how much they cost. The information, while from only a two and a
half month period, is very promising.
Given the option of an HSA, individuals and families of all sizes
have chosen to enroll in them. Of the enrollees, 38 percent were
individuals, 16 percent were individuals and their spouses, and 4
percent were individuals with one child. Families of varying
size make up the remaining 42 percent.
The ages of those
choosing to enroll in HSA-eligible plans ran the spectrum, with the
largest group being 40 to 49 years old (32.89 percent). In fact, 55.7 percent
of enrollees were over the age of 40. Enrollees between the
ages of 30 to 39 comprised another 30.26 percent of those choosing
The cost of
HSA-eligible plans varies, but the majority of enrollees (52.83
percent) pay between $51 and $100 a month. Another 23.14 percent
of enrollees pay between $101 and $200 per month, 5.65 percent pay
between $201 and $300, and 17.67 percent pay $50 or less per
meet their deductibles, 54 percent will have to pay 20 percent
coinsurance for office visits, surgery, hospitalization, Ob/Gyn,
and X-Ray/lab tests, but 44 percent have chosen plans that require
While this data is
very preliminary, it is promising. The option of an HSA is one that
appeals, as the preliminary data show, to a wide range of
individuals and families. In the future, HSAs should continue to
offer an affordable option for the uninsured.
Tax benefits have
long favored those who get health insurance through their
employers. The policies and premiums of the individual health
insurance market are often dismissed as out of reach for millions
of those who are uninsured. Based on the data, however, this is not
necessarily the case.
affordable plans are available in the individual market. These
health plans would be more prevalent and more effective with tax
credits that are refundable and advanceable for low-income
individuals, who often work in small businesses.
Congress can help
millions of working Americans through a vital change in health care
tax policy. The Bush Administration has proposed a solid first step
with a tax credit. Through refundable, advanceable tax credits, not
only would more Americans be able to afford health insurance, but
the playing field would be closer to level between those with
employer-provided coverage and those who find themselves in the
individual market. Thus, such a policy would be far more equitable

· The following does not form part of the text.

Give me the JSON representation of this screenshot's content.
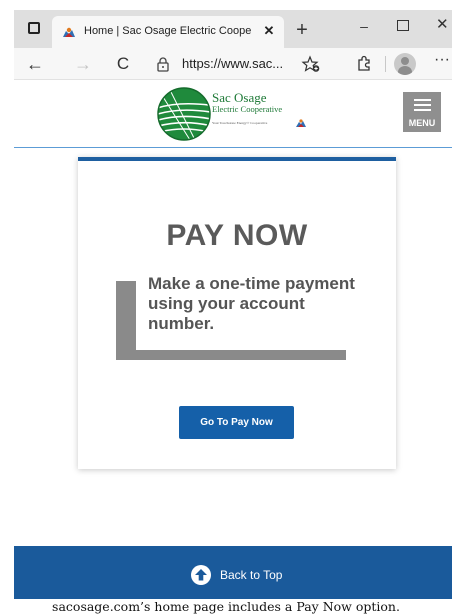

than the existing policy, which favors higher-income individuals
with employment-based coverage in large companies.
is Research Assistant in the Center for Health Policy Studies at
The Heritage Foundation.